The sources said the investigation related to alleged international corruption surrounding the purchase of the block.
Eni confirmed the investigation and said in response to a Reuters’ request for comment: “Eni declares the absolute properness of its handling of the dealings in question and assures its full cooperation with Italian prosecutors.”
The probe relates to the purchase of offshore oil block OPL 245 in Nigeria. Last year, British police began investigating a money-laundering allegation in connection with the same field.
Italian daily Il Fatto Quotidiano said on Friday police had visited Eni offices last Wednesday to notify the company it was being investigated and to ask for documents.
In response to Il Fatto’s article, Eni confirmed it had received notice of the probe and said it had done no wrongdoing.
The concession for OPL 245, which industry sources have said could contain up to 9.23 billion barrels of crude, was awarded to Eni and Shell by the Nigerian government in 2011 for $1.3 billion.
At that time, Nigeria said it was helping to resolve an ownership dispute over the block between Shell and Malabu Oil and Gas company and immediately transferred $1.09 billion from the sale to Malabu.
“No commercial agreement was reached by Eni with the Malabu company that previously owned the block in question,” Eni said, adding it had paid the amount into a current account of the Nigerian government.
The judicial sources said Shell was not under investigation by the Italian authorities because the company is in a different jurisdiction.
Shell declined to comment on the Italian investigation.
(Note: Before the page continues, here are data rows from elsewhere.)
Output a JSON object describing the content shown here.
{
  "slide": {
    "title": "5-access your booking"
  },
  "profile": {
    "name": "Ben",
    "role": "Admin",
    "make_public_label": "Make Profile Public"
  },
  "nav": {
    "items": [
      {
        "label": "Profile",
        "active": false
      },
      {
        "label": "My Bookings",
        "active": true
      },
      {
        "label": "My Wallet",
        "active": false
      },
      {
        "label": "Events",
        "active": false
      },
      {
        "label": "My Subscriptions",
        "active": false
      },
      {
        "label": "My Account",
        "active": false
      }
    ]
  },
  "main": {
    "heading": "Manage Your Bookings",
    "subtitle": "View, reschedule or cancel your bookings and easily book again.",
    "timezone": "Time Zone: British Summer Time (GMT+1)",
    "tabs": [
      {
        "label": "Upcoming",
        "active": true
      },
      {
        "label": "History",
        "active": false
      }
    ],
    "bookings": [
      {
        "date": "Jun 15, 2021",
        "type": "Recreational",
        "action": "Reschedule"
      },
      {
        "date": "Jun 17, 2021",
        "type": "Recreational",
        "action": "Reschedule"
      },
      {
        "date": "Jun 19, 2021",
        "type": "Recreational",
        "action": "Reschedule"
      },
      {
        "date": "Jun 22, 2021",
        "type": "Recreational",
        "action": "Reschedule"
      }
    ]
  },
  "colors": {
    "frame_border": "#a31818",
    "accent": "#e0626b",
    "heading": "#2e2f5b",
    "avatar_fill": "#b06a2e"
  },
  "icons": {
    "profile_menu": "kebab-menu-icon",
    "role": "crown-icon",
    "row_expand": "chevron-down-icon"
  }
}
A Shell spokesman said of the OPL 245 deal: “Shell companies have acted at all times in accordance with both Nigerian law and the terms of the OPL 245 resolution agreement with FGN (Nigerian government). We are open and transparent about all payments made by Shell companies to the FGN and how much they were.”
Reporting by Stephen Jewkes. Editing by Jane Merriman